# [Work instructions]
Please find the lines in the following records that hold "발급보류", and copy them.

# [Record excerpts]
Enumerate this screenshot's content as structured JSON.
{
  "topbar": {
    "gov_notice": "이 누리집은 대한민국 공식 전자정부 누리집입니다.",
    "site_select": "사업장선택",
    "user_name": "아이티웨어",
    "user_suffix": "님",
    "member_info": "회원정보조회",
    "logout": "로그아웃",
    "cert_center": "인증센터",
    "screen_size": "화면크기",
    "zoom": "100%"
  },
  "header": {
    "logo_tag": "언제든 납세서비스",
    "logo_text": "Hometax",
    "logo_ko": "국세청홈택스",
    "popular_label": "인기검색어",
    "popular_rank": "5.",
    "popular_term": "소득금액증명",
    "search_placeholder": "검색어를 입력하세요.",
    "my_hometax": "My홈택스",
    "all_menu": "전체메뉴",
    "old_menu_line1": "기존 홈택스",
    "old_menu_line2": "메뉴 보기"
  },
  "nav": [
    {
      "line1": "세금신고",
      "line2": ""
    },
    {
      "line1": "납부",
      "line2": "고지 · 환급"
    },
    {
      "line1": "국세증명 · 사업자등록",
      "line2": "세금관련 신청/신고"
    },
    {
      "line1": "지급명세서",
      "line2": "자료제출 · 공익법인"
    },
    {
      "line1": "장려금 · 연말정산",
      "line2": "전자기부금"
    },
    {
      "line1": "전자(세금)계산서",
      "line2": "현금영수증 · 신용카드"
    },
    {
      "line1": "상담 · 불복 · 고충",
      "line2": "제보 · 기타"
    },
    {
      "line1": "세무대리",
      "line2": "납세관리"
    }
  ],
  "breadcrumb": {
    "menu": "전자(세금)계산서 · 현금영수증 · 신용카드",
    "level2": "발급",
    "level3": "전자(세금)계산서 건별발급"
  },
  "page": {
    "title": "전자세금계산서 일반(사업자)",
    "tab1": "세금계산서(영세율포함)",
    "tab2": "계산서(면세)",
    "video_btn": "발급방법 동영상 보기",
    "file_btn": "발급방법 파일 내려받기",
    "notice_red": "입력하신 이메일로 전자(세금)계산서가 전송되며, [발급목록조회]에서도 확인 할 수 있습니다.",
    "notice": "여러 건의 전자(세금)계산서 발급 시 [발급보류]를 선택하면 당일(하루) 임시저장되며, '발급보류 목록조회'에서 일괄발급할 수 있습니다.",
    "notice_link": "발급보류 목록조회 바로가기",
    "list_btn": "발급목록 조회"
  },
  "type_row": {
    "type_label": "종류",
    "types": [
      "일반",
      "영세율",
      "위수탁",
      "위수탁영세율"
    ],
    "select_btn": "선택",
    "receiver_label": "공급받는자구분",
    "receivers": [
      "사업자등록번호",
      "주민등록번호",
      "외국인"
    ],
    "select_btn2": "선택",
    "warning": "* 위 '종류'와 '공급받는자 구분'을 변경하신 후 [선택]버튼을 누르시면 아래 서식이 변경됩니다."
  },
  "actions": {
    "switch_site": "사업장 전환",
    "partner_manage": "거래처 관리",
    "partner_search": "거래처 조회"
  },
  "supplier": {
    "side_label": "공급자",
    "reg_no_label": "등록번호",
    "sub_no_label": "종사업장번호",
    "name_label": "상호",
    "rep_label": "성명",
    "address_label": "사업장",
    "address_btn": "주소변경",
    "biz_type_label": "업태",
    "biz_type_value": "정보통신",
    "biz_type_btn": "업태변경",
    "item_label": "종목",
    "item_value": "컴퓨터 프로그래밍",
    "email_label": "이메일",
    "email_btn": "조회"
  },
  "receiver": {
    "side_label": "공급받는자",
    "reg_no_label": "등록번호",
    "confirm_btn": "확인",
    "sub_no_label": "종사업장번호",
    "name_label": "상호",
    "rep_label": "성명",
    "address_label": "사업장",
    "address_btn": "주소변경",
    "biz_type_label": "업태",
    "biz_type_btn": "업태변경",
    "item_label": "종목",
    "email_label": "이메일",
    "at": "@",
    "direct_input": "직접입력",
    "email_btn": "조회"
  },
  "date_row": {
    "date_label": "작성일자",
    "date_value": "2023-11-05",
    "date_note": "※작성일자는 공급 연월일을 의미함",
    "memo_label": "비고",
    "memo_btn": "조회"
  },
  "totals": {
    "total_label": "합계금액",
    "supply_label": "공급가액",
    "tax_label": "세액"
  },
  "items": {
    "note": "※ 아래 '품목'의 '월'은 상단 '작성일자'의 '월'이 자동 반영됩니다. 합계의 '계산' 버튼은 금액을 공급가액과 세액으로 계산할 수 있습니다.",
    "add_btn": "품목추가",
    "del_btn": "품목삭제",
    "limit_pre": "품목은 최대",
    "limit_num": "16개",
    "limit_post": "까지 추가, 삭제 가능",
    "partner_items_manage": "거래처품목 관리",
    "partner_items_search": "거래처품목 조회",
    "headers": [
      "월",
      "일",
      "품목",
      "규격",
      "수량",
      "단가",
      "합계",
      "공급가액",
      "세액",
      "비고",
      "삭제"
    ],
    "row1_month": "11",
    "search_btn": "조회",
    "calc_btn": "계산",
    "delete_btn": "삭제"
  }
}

# [Task answer]
    "notice": "여러 건의 전자(세금)계산서 발급 시 [발급보류]를 선택하면 당일(하루) 임시저장되며, '발급보류 목록조회'에서 일괄발급할 수 있습니다.",
    "notice_link": "발급보류 목록조회 바로가기",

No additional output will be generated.